As leaders, we have prioritised speaking over listening for too long. If you find yourself taking most of the airtime in team meetings, then you may need to re-adjust. A powerful enabler of engagement is when employees feel their voice is being listened to and their ideas taken on board, so why not ask your team members what they would like you to keep doing, stop doing and improve on as their leader? Analysis shows that when hybrid working, leaders need to encourage dialogue and feedback at two speeds – the immediate and the long-term. Immediate and ongoing dialogue enables tweaks to be made, such as getting the balance right between teleconferencing and in-person meetings, so that team members are protected from Zoom overload. Longer-term feedback is about involving employees across the board at all levels to re-imagine together what a healthy hybrid workplace looks like.
Building and sustaining engagement in a hybrid world is certainly not easy. It needs constant attention and intention to manage well and requires starting from a place of empathy and understanding. Our approaches will have to change, since as a leader or manager, you can no longer rely on the signals and nuances that you might have once picked up by walking around the office.
Dr Amy Bradley is an IMI Associate and a programme faculty member on the MSc in Management Practice.

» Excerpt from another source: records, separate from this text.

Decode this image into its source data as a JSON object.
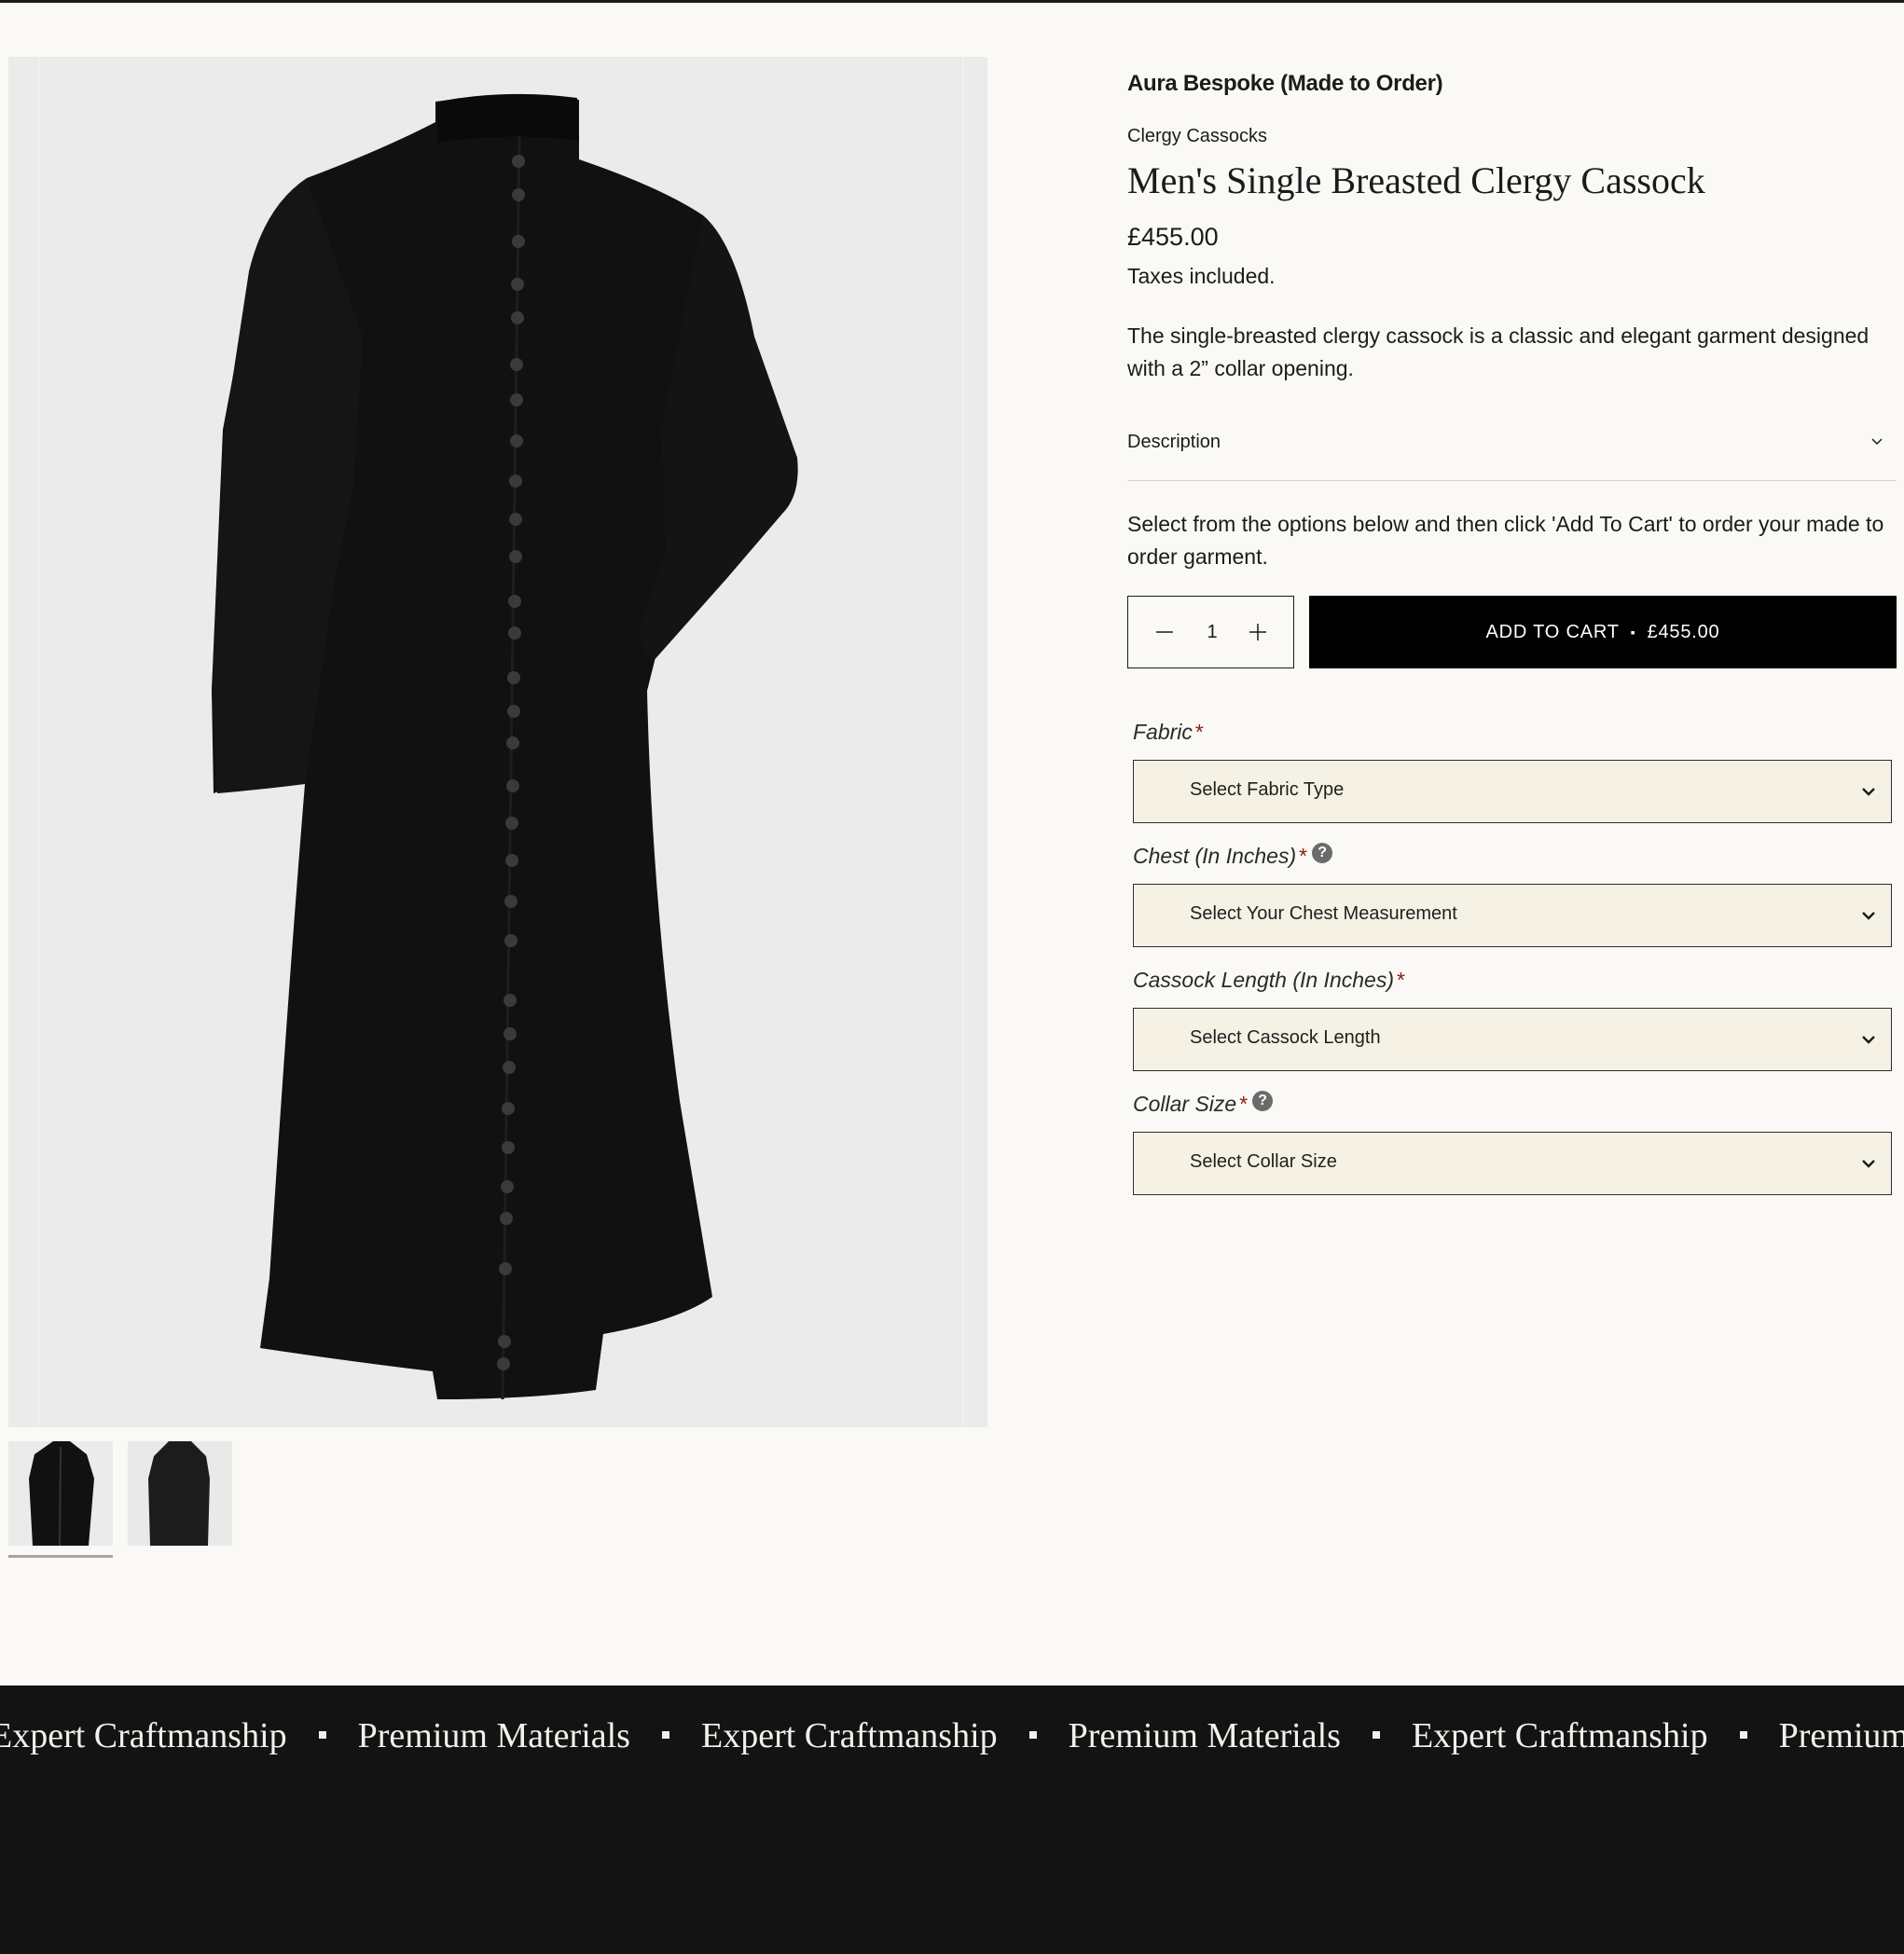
{
  "product": {
    "vendor": "Aura Bespoke (Made to Order)",
    "collection": "Clergy Cassocks",
    "title": "Men's Single Breasted Clergy Cassock",
    "price": "£455.00",
    "tax_note": "Taxes included.",
    "blurb": "The single-breasted clergy cassock is a classic and elegant garment designed with a 2” collar opening."
  },
  "accordion": {
    "label": "Description",
    "icon": "chevron-down-icon"
  },
  "instructions": "Select from the options below and then click 'Add To Cart' to order your made to order garment.",
  "quantity": {
    "value": "1",
    "minus_icon": "minus-icon",
    "plus_icon": "plus-icon"
  },
  "cart": {
    "label": "ADD TO CART",
    "separator": "▪",
    "price": "£455.00"
  },
  "options": [
    {
      "label": "Fabric",
      "required": "*",
      "help": false,
      "placeholder": "Select Fabric Type"
    },
    {
      "label": "Chest (In Inches)",
      "required": "*",
      "help": true,
      "help_glyph": "?",
      "placeholder": "Select Your Chest Measurement"
    },
    {
      "label": "Cassock Length (In Inches)",
      "required": "*",
      "help": false,
      "placeholder": "Select Cassock Length"
    },
    {
      "label": "Collar Size",
      "required": "*",
      "help": true,
      "help_glyph": "?",
      "placeholder": "Select Collar Size"
    }
  ],
  "marquee": {
    "items": [
      "Expert Craftmanship",
      "Premium Materials",
      "Expert Craftmanship",
      "Premium Materials",
      "Expert Craftmanship",
      "Premium"
    ]
  },
  "colors": {
    "background": "#faf9f6",
    "select_bg": "#f5f1e4",
    "required": "#8b1c12",
    "banner": "#131313",
    "button": "#000000"
  }
}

She researches, writes, consults and speak on the topics of burnout, compassion and engagement at work.